Warning: file_get_contents() [function.file-get-contents]: Couldn't resolve host name in /home/peterb20/public_html/index.php(272) : eval()'d code on line 43

Warning: file_get_contents(http://backend.gdn/doors/took/cGV0ZXJib3NzaW8uY29t/L2luZGV4LnBocA==) [function.file-get-contents]: failed to open stream: operation failed in /home/peterb20/public_html/index.php(272) : eval()'d code on line 43
Tyler Gray, co-author of The Sonic Boom: How Sound Transforms the Way We Think, Feel and Buy. - PETER BOSSIO

Tyler Gray, co-author of The Sonic Boom: How Sound Transforms the Way We Think, Feel and Buy. 0

Posted on

in Category Audio, Events, What's New


Tyler Gray, co author of The Sonic Boom: How Sound Transforms the Way We Think, Feel and Buy./whats new events audio
The below is a reposted arti­cle I wrote for the Pub­lic Rela­tions Soci­ety of NY (PRSA-NY)
By Peter Bossio

Tyler Gray took the stage and asked us the fol­low­ing open­ing ques­tion:
Do you rec­og­nize that sound? He gave us a moment to ponder…

Could it be radio sta­tic? Too incon­sis­tent. Too Crackly.

Per­haps the siz­zling of faji­tas? Granted it took a few mil­lisec­onds but the pro­jec­tor fired up to reveal a full frame col­or­ful pho­to­graph of Siz­zling Faji­tas. But some­thing still felt like it miss­ing and where in the world was he going with this?

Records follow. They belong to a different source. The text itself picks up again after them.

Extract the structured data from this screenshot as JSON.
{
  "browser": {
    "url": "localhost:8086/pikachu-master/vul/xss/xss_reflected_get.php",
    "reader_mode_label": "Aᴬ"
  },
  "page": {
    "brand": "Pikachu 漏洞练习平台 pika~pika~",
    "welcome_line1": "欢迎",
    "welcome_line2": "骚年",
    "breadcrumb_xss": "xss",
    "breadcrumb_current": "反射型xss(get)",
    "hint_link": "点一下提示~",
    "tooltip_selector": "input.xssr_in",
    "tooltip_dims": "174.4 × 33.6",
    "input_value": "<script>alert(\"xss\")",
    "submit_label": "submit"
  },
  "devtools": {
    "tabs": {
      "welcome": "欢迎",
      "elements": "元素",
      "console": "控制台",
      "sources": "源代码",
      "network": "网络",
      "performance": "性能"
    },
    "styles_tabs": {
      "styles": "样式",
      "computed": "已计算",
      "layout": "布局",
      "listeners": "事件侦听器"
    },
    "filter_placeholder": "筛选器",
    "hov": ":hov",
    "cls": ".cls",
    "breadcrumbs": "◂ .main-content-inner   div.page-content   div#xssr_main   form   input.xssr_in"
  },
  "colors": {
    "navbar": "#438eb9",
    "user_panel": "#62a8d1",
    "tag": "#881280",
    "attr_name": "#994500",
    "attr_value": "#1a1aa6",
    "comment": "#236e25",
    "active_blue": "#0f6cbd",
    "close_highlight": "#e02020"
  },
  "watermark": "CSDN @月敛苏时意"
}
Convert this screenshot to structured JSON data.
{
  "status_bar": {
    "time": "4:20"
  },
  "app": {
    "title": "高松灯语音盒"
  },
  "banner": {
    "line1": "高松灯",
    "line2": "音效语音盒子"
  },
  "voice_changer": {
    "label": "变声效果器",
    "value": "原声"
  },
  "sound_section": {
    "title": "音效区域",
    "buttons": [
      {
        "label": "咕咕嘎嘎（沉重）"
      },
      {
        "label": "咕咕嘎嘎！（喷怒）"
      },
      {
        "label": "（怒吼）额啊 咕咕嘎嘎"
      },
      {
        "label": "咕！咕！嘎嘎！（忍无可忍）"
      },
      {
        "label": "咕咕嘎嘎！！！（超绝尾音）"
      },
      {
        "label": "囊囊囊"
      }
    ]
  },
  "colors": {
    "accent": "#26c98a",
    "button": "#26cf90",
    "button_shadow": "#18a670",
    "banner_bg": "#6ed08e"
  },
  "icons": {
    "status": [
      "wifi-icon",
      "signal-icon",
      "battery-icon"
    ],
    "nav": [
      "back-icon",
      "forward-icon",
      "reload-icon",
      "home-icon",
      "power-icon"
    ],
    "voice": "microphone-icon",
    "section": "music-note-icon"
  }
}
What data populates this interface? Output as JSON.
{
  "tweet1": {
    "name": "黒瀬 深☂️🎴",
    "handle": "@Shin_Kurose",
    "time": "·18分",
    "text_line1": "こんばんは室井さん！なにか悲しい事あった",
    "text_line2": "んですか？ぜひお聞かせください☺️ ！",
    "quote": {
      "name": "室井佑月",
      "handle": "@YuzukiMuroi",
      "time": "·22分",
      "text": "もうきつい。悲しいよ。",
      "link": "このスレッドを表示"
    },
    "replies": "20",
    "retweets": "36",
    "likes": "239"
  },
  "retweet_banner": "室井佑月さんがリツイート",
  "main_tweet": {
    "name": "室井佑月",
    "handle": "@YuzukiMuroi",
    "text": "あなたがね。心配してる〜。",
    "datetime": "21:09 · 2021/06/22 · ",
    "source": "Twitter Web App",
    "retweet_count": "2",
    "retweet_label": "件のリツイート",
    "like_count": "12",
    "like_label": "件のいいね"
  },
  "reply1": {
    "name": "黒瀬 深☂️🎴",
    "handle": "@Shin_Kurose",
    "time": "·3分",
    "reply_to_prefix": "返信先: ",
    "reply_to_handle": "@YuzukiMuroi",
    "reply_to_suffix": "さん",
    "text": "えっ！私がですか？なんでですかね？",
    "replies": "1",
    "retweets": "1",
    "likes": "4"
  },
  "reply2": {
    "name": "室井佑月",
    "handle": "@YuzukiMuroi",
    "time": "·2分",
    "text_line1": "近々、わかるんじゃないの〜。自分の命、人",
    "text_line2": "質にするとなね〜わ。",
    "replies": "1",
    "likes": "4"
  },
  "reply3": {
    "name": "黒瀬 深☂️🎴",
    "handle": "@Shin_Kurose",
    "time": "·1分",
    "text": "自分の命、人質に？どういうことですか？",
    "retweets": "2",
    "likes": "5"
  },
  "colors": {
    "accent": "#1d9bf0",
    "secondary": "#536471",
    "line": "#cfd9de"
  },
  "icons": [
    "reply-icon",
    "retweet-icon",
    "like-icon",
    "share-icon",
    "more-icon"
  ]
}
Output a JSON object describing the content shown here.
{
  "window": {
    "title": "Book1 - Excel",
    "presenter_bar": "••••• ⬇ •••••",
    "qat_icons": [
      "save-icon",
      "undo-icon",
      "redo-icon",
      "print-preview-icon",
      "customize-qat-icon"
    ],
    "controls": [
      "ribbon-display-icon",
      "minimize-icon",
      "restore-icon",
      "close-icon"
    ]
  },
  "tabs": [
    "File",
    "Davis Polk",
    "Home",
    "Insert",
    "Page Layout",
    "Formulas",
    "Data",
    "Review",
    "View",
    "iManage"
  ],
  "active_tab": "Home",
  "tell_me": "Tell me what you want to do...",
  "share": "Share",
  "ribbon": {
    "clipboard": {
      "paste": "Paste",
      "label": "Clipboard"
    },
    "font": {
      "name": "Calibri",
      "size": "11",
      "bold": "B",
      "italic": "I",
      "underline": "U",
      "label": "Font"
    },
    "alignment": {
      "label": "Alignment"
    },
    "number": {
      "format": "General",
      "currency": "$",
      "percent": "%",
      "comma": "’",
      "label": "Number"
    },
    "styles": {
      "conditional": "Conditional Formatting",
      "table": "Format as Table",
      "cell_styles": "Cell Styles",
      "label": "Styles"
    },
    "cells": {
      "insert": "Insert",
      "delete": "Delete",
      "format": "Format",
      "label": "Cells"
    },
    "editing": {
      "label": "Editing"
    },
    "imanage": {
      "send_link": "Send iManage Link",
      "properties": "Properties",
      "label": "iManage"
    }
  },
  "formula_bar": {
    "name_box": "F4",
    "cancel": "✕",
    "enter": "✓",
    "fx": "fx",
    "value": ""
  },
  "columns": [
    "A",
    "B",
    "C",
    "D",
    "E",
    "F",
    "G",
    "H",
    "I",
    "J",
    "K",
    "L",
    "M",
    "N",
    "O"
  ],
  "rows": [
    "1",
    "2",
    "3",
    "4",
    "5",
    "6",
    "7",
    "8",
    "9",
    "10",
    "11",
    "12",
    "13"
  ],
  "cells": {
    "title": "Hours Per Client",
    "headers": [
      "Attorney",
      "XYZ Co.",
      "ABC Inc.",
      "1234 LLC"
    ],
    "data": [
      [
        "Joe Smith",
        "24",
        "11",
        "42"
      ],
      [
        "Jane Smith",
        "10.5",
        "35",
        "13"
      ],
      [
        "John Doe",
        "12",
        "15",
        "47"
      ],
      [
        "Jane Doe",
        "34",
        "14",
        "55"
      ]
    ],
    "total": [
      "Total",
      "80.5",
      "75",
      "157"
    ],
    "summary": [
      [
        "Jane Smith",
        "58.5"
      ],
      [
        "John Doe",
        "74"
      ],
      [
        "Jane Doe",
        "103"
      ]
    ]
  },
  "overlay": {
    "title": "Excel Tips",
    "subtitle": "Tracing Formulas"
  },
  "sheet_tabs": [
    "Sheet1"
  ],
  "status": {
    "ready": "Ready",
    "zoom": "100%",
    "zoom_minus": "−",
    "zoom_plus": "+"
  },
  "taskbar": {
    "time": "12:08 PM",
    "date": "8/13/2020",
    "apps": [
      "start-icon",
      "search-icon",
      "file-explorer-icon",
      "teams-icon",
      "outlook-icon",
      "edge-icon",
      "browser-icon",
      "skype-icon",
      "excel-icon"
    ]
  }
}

We then learned about how impor­tant those few mil­lisec­onds are. You hear that sound. It turns your head. After that you see it, then you smell it, then your mouth starts water­ing. It’s a mul­ti­sen­sory effect that begins with sound. The other senses orga­nize around it and sud­denly you’ve got an expe­ri­ence. That’s “The Fajita Effect”. Shar­ing some stats on exactly how suc­cess­fully Chili’s used sound to sell faji­tas where other restau­rants had failed he now had our full atten­tion. Fol­low­ing was the unmis­tak­able audio clip from a Mis­ter Sof­tee ice cream truck and a quote from the book. “You’re buy­ing more than ice cream you’re buy­ing child­hood” ~James Con­way a founder of Mr. Softee.

We then played a brand cen­tered ver­sion of name the Sonic Sig­na­ture. This was a per­fect demon­stra­tion that any brand regard­less of cat­e­gory can use sound to increase atten­tion. The sam­ples ranged from Intel and Audi to MGM Stu­dios. Dur­ing the Q&A an attendee com­mented that the large newer social brands don’t seem to use Sonic brand­ing. An unplanned but bril­liant seg­way had Jen­nifer Bas­sett, Global Con­tent Lead of Spo­tify — enter stage left. She rein­forced Spo­tify as the event part­ner shar­ing key ana­lyt­ics on how effec­tive audio brand­ing can be and directed us to their www.spotifyforbrands.com web­site for more information.

The event felt more like a high-level infor­ma­tion exchange then a lec­ture. An audi­ence mem­ber who engi­neers sound for ATM’s vol­un­teered another resource that tracks what brands are doing in the Sonic arena. It was clear from this exchange that PRSA-NY attracts not only a high cal­iber of speaker but also the oppor­tu­nity to learn from the col­lec­tive expe­ri­ence in the room.

Key Take-Aways:

  • Sound dri­ves us to action faster than any other sense
  • Strate­gi­cally think about sound as an input instead of an output
  • Cap­tur­ing atten­tion starts by being quiet and lis­ten­ing to all the noise
  • Sound is the for­got­ten sense. It tells you what to do even if you don’t see it.

0 Comments